Few docs as substantial as The Principal Story, which airs on P.O.V. Sept. 15, are funded in full by a single angel, but this one was. The Wallace Foundation didn’t choose to cover the whole cost to make independent producers’ lives easier, though the grant did that.
Too many couples were splitting up before the offspring came along. Or they lived together grumpily, keenly aware they shouldn’t have had that second date. Ellen Schneider and her crew saw it was time for an intervention. Schneider’s San Francisco company, Active Voice, has published a 25-page booklet to turn things around: “The Prenups: What Filmmakers and Funders Should Talk About Before Tying the Knot.”
Following a very public dustup, Frontline and correspondent T.R. Reid have parted ways. The split leaves series producers and freelance on-air correspondents examining their complex and sometimes contentious relationship.
If you stand quite rightly in awe at Michael Apted’s 49 Up, which aired on P.O.V. [in October 2007], you’re likely to be cheered by the news that a Frontline producer is now in postproduction to start similar series of periodic interviews with nine diverse people in China....
The Association of Independent Video and Filmmakers, a 30-year-old group that coordinated activism and provided networking and training for independent filmmakers, shuttered its offices and shut down operations in late June. The Manhattan-based association told members in March that it faced a financial crisis, but an emergency fundraising appeal didn’t generate enough contributions to maintain operations. The AIVF Board is looking for another group to take over publication of The Independent, AIVF’s monthly magazine. Although the board considered a scenario of eventually resuming operations, it’s unlikely that the association will revive, said Bart Weiss, organizer of the Dallas Video Festival and board president. “I wish it could, but I don’t see how it could happen,” he said.
Danny and Annie Perasa enjoyed the sort of dream marriage promised in diamond ads and sappy romantic comedies, only it all actually happened. All the laughs, the finished sentences, the little love letters — “glorified weather reports,” Annie called them — that Danny would leave for “my princess” each morning on the kitchen table at home in Bay Ridge, Brooklyn. All the funny stories.
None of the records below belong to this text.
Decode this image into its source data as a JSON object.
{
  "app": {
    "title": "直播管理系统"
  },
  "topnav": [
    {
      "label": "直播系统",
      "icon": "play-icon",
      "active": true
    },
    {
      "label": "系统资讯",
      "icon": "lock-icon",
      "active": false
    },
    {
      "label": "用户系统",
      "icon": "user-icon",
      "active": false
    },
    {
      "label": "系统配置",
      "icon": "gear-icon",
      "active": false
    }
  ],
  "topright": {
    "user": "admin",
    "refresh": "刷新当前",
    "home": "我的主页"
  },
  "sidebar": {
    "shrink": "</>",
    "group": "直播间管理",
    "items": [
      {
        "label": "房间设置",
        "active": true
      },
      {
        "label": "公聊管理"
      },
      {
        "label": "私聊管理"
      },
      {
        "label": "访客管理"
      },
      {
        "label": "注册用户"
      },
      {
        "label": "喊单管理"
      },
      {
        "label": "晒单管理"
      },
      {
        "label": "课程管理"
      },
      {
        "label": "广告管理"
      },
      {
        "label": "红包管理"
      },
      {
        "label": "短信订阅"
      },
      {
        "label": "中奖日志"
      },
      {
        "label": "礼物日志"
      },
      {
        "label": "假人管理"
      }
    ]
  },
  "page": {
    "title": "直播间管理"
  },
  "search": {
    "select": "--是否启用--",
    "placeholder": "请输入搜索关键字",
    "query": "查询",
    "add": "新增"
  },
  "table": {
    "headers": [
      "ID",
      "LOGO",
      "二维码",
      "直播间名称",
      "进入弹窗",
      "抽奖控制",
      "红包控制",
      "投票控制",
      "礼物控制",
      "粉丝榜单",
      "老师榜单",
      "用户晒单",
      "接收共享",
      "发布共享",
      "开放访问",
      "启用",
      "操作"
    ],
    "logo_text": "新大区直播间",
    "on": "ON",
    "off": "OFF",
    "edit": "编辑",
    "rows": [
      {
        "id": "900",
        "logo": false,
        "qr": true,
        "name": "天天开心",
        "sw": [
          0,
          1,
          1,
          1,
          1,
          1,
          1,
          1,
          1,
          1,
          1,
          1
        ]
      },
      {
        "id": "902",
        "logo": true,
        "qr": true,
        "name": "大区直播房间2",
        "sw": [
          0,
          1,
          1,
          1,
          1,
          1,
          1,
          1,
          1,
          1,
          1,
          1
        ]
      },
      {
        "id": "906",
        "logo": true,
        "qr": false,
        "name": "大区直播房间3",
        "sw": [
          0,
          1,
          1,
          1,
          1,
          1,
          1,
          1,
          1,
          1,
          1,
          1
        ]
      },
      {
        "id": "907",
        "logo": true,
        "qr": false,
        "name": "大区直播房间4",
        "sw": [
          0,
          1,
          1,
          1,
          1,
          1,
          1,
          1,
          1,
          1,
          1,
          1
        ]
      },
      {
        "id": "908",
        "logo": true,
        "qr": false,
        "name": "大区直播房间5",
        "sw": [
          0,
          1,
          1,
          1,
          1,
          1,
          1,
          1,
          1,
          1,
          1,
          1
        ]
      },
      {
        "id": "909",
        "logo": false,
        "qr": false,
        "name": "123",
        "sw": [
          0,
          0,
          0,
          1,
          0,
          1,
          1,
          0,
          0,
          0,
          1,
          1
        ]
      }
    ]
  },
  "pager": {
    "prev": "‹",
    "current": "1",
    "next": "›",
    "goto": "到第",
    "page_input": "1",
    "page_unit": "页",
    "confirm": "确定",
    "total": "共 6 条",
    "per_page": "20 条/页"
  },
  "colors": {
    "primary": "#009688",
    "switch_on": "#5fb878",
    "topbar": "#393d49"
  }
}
Like the one about Danny, with his monumentally bad eyesight, mistaking a herd of goats in St. Martin for a pack of “really incredible leaping dogs.” Or about the time he befriended a crew of Hells Angels on Long Island, who put him on the back of a chopper and gave him a lift to the train station.
The title character of The Teachings of Jon is a middle-aged North Carolina man with Down syndrome who has an IQ of 20, can’t speak and has a job that pulls in 27 cents a week. “But my film is not about Down syndrome at all,” says Jennifer Owensby, producer, director — and Jon’s younger sister. She says the documentary is not really about Jon, either. “My brother can’t be the main character because my brother never changes. It’s my family and the audience as they’re watching who become the main character.”
The Teachings of Jon offers an entertaining short course on family values, albeit as embodied by a somewhat unorthodox family.
Friday afternoon, things changed for producers who need to use somebody else’s footage and music in their documentaries. Clearing rights may still cost a lot and take too much time, as in the past, but Patricia Aufderheide and Peter Jaszi believe producers now have a solid rationale for not paying excessive and confounding fees for copyrighted materials in certain cases. On Nov. 18 , the Association of Independent Video and Filmmakers, the Independent Documentary Association, public TV’s Independent Television Service and the series P.O.V., and other media groups endorsed a Statement of Best Practices defining four kinds of situations when a producer, under the “fair use” provisions of copyright law, need not pay for a film clip, a shot of a painting or a snatch of music. Aufderheide, director of the Center for Social Media at American University in Washington, D.C., and Jaszi, an intellectual property expert at the university’s law school, convened groups of experienced filmmakers around the country to look closely at the producers’ (and their lawyers’) working definition of fair use.
Thoughts of Appalachia may stir up visions of either hillbilly backwoods or quaint Edens, but both miss the complicated truth illuminated by three documentaries coming to public TV. The docs diverge in their depictions of the mountain region